Great Survival Stories: A Broken Leg in the Australian Bush

Neil Parker was a seasoned bushwalker and an active member of the Brisbane Bushwalkers club. But even the most experienced individuals can slip up. In 2019, Parker had to find a way to survive after snapping his leg in a fall.

The ordeal

In mid-September 2019, the 54-year-old Parker decided to spend his weekend hiking in Mount Nebo, in Australia’s South East Queensland. He was very familiar with hiking the area and packed all the necessary gear: medication, high-energy snacks, thermal clothes, a first-aid pack, and his cell phone. He trekked with his hiking poles through the bush and it seemed like everything was going according to plan.
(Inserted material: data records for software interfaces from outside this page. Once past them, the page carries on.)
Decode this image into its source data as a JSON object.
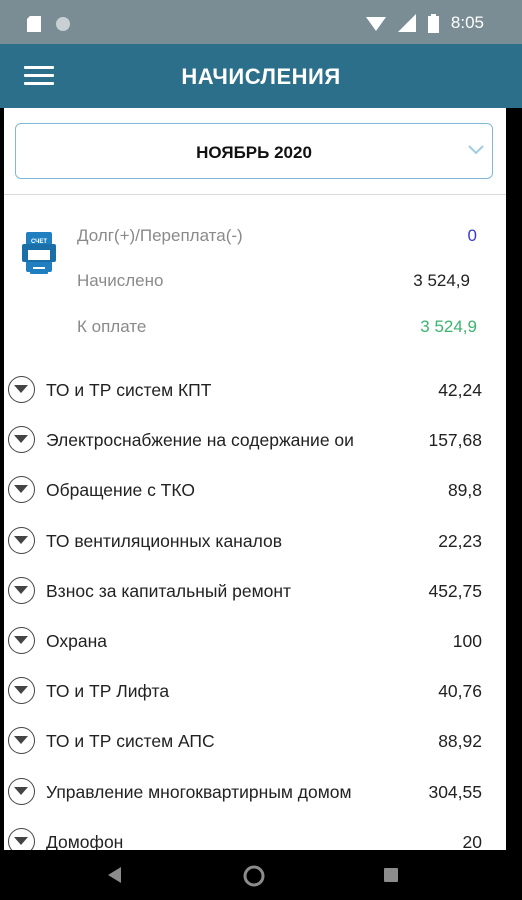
{
  "status_bar": {
    "time": "8:05"
  },
  "app_bar": {
    "title": "НАЧИСЛЕНИЯ"
  },
  "month_select": {
    "value": "НОЯБРЬ 2020"
  },
  "summary": {
    "debt_label": "Долг(+)/Переплата(-)",
    "debt_value": "0",
    "charged_label": "Начислено",
    "charged_value": "3 524,9",
    "topay_label": "К оплате",
    "topay_value": "3 524,9",
    "icon_text": "СЧЕТ",
    "colors": {
      "debt": "#3a3acf",
      "topay": "#3cb371",
      "label": "#8a8a8a"
    }
  },
  "items": [
    {
      "name": "ТО и ТР систем КПТ",
      "amount": "42,24"
    },
    {
      "name": "Электроснабжение на содержание ои",
      "amount": "157,68"
    },
    {
      "name": "Обращение с ТКО",
      "amount": "89,8"
    },
    {
      "name": "ТО вентиляционных каналов",
      "amount": "22,23"
    },
    {
      "name": "Взнос за капитальный ремонт",
      "amount": "452,75"
    },
    {
      "name": "Охрана",
      "amount": "100"
    },
    {
      "name": "ТО и ТР Лифта",
      "amount": "40,76"
    },
    {
      "name": "ТО и ТР систем АПС",
      "amount": "88,92"
    },
    {
      "name": "Управление многоквартирным домом",
      "amount": "304,55"
    },
    {
      "name": "Домофон",
      "amount": "20"
    }
  ],
  "theme": {
    "app_bar": "#2c6f8a",
    "status_bar": "#7a8c94",
    "select_border": "#7fb8d9"
  }
}
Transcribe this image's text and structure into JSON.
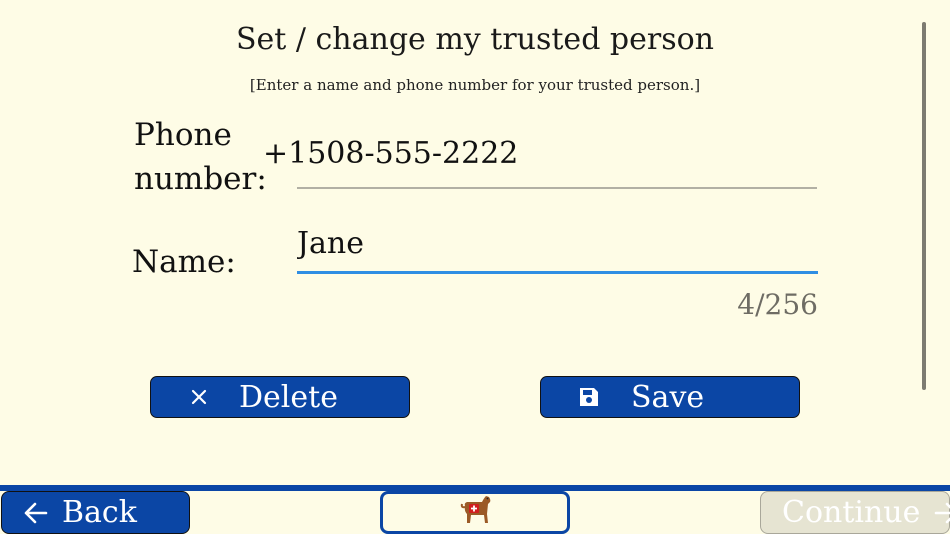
{
  "header": {
    "title": "Set / change my trusted person",
    "subtitle": "[Enter a name and phone number for your trusted person.]"
  },
  "form": {
    "phone_label": "Phone number:",
    "phone_value": "+1508-555-2222",
    "name_label": "Name:",
    "name_value": "Jane",
    "name_counter": "4/256"
  },
  "actions": {
    "delete_label": "Delete",
    "save_label": "Save"
  },
  "nav": {
    "back_label": "Back",
    "continue_label": "Continue",
    "home_icon": "service-dog-icon"
  },
  "colors": {
    "background": "#fefce6",
    "primary": "#0b46a5",
    "focus_underline": "#2f8ee3",
    "disabled_button": "#e6e4d2"
  }
}
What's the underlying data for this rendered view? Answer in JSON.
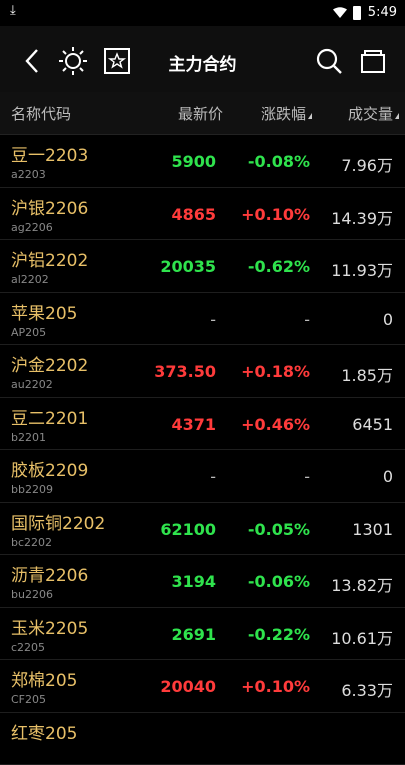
{
  "status": {
    "time": "5:49",
    "download_icon": "download-arrow-icon"
  },
  "header": {
    "title": "主力合约"
  },
  "columns": {
    "name": "名称代码",
    "price": "最新价",
    "change": "涨跌幅",
    "volume": "成交量"
  },
  "colors": {
    "up": "#ff3b3b",
    "down": "#2fe34d",
    "name": "#e8c068"
  },
  "rows": [
    {
      "name": "豆一2203",
      "code": "a2203",
      "price": "5900",
      "change": "-0.08%",
      "volume": "7.96万",
      "dir": "down"
    },
    {
      "name": "沪银2206",
      "code": "ag2206",
      "price": "4865",
      "change": "+0.10%",
      "volume": "14.39万",
      "dir": "up"
    },
    {
      "name": "沪铝2202",
      "code": "al2202",
      "price": "20035",
      "change": "-0.62%",
      "volume": "11.93万",
      "dir": "down"
    },
    {
      "name": "苹果205",
      "code": "AP205",
      "price": "-",
      "change": "-",
      "volume": "0",
      "dir": "flat"
    },
    {
      "name": "沪金2202",
      "code": "au2202",
      "price": "373.50",
      "change": "+0.18%",
      "volume": "1.85万",
      "dir": "up"
    },
    {
      "name": "豆二2201",
      "code": "b2201",
      "price": "4371",
      "change": "+0.46%",
      "volume": "6451",
      "dir": "up"
    },
    {
      "name": "胶板2209",
      "code": "bb2209",
      "price": "-",
      "change": "-",
      "volume": "0",
      "dir": "flat"
    },
    {
      "name": "国际铜2202",
      "code": "bc2202",
      "price": "62100",
      "change": "-0.05%",
      "volume": "1301",
      "dir": "down"
    },
    {
      "name": "沥青2206",
      "code": "bu2206",
      "price": "3194",
      "change": "-0.06%",
      "volume": "13.82万",
      "dir": "down"
    },
    {
      "name": "玉米2205",
      "code": "c2205",
      "price": "2691",
      "change": "-0.22%",
      "volume": "10.61万",
      "dir": "down"
    },
    {
      "name": "郑棉205",
      "code": "CF205",
      "price": "20040",
      "change": "+0.10%",
      "volume": "6.33万",
      "dir": "up"
    },
    {
      "name": "红枣205",
      "code": "",
      "price": "",
      "change": "",
      "volume": "",
      "dir": "flat"
    }
  ]
}
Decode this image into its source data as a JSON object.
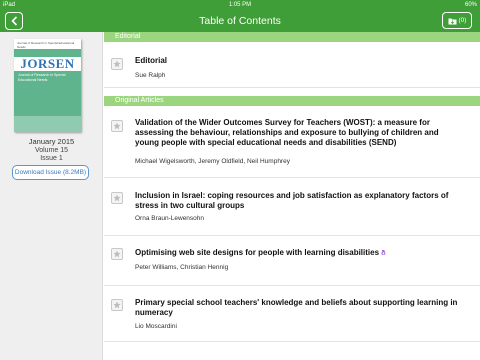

Yet a couple of little mistakes almost cost him his life.

Parker in the hospital with casts on his wrist and leg. Photo: 7News


Forty minutes in, Parker was climbing up a waterfall with which he was familiar. In a flash, he lost his footing on the normally stable rocks and fell six metres. He recounted his traumatic experience as having “bounced”, “cartwheeled”, and “slammed” off the rocks before he landed in a one-metre-deep creek. Remarkably, he did not sustain any head injuries.

However, Parker had broken his wrist and his left leg had “clean snapped in half”. His cell phone fell into the creek, so calling for help was out of the question. In excruciating pain, he had a choice to make: He could either wait or move.

Parker chose to move, believing that his chances of rescue were better if he reached a clearing some three kilometres away. Using his hiking poles to splint his leg, he swallowed some pain medication and started to crawl.

Views into the Samford Valley from Mount Nebo, Brisbane, Queensland. Photo: Shutterstock


He made an arduous two-day journey, dragging his limp leg. Every few metres, he had to stop to take a breather. He survived on snacks, including an energy bar and a pack of nuts. The temperatures reached 31°C during the day but he managed to find shade. To cope with colder temperatures at night, he had his thermal gear on hand.

After two days, a helicopter from Queensland Government Air (QGA) found him and airlifted him to safety. Doctors at the nearest hospital estimated that he would take two months to recover but they found his resilience and survival skills impressive.

What went wrong?

Parker admitted that he should have taken more precautions. He only let one person know where he was going and had that person not been vigilant, the authorities would not have known where to look. His family situation was complicated and it was only by chance that the alarm was raised when Parker did not report to his job on Monday morning. Additionally, he did not have a backup device to contact emergency services.

Nevertheless, his mental strength and problem-solving skills are a testament to years of bushwalking. He credited his desire to see his children as his driving force to survive.

He stated that he wouldn’t let this deter him from continuing his much-loved hobby, albeit with a few adjustments to his preparations.

Kristine De Abreu

Kristine De Abreu is a writer at ExplorersWeb.

Kristine has been writing about Science, Mysteries and History for 4+ years. Prior to that, Kristine studied at the University of Leicester in the UK.

Based in Port-of-Spain, Kristine is also a literature teacher, avid reader, hiker, occasional photographer, an animal lover and shameless ramen addict.